Brief:
From the entries below, gather every line containing the string "icon".

---- Exercise materials

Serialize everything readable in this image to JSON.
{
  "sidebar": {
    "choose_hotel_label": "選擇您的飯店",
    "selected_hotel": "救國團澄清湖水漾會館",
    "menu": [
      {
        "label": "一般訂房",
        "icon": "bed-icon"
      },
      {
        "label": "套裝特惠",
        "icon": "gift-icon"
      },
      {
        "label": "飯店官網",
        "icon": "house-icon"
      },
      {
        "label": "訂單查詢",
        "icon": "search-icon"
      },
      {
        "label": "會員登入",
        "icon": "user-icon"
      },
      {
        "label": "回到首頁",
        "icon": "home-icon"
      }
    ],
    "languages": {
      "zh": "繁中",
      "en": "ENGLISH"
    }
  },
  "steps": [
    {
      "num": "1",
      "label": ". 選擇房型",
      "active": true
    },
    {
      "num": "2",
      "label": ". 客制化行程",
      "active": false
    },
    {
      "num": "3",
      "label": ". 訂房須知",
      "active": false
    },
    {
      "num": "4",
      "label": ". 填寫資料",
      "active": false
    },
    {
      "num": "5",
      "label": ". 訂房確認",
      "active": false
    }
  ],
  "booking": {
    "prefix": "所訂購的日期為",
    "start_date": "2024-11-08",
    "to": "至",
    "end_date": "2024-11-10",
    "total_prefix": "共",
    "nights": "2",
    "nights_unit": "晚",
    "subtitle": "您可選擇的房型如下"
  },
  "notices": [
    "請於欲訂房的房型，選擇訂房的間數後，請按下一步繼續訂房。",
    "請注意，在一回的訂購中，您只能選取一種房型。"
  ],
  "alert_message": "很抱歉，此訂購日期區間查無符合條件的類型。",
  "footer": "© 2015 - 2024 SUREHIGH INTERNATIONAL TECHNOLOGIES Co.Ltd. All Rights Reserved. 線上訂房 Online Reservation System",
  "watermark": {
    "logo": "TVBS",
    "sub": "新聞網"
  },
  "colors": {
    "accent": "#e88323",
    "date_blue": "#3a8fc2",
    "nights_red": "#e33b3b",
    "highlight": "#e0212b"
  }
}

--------

Your response:
        "icon": "bed-icon"
        "icon": "gift-icon"
        "icon": "house-icon"
        "icon": "search-icon"
        "icon": "user-icon"
        "icon": "home-icon"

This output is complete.